Novel Research on Invasive Breast Cancers
There are currently three main NIH-funded projects in Dr. Steven Ethier’s laboratory in the Developmental Cancer Therapeutics Program. The first project focuses on the 8p11-p12 genomic region which is amplified in approximately 15% of breast cancers and is associated with aggressive forms of estrogen receptor positive disease. Their working hypothesis is that this genomic region harbors a number of important breast cancer oncogenes that are responsible for the aggressive nature of this subset of diseases and provides novel therapeutic targets for patients who fail conventional endocrine therapy.
The second project is focused on triple negative breast cancers that over express the epidermal growth factor receptor (EGFR). One goal of this research is to determine the mechanisms by which altered EGFR activation by amphiregulin in SUM149 cells alters the biology of these cells and contributes to the aggressive phenotype observed in basal-type and triple-negative breast cancers.

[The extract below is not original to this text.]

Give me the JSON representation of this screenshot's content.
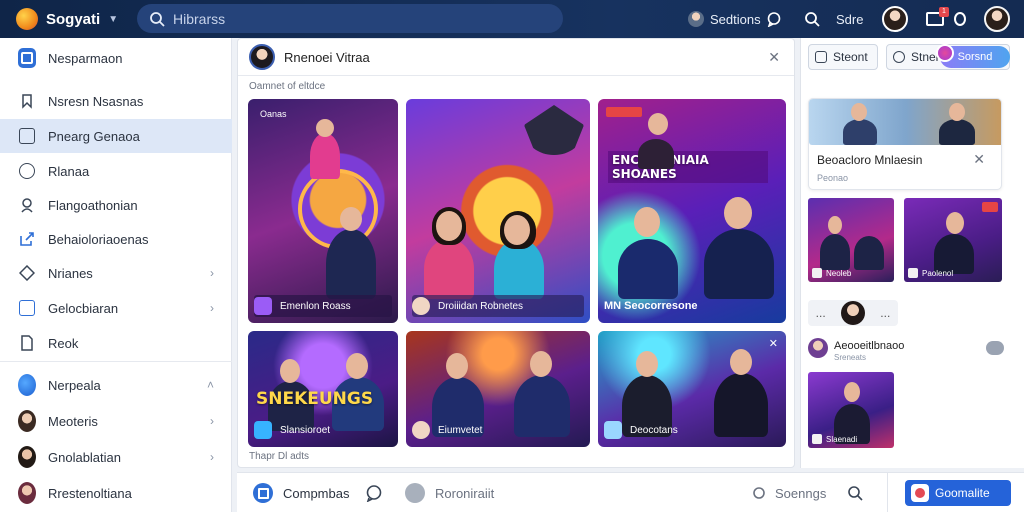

The third main project in the laboratory focuses on the use of genome-wide shRNA libraries to identify genetic vulnerabilities in cancer cells, and to identify novel oncogenes in breast cancer. They are currently screening a panel of breast cancer cell lines developed in our lab using an shRNA library that targets ~16,000 human genes with a minimum of 5shRNAs per gene. Data from these screens are being combined with other genome-scale data sets to identify novel oncogenes and to unconver synthetic lethal interactions in cancer. The identified synthetic lethal interactions will be used to guide combination therapies that will enhance the effectiveness of and prevent the development of resistance to targeted therapies that are currently in use.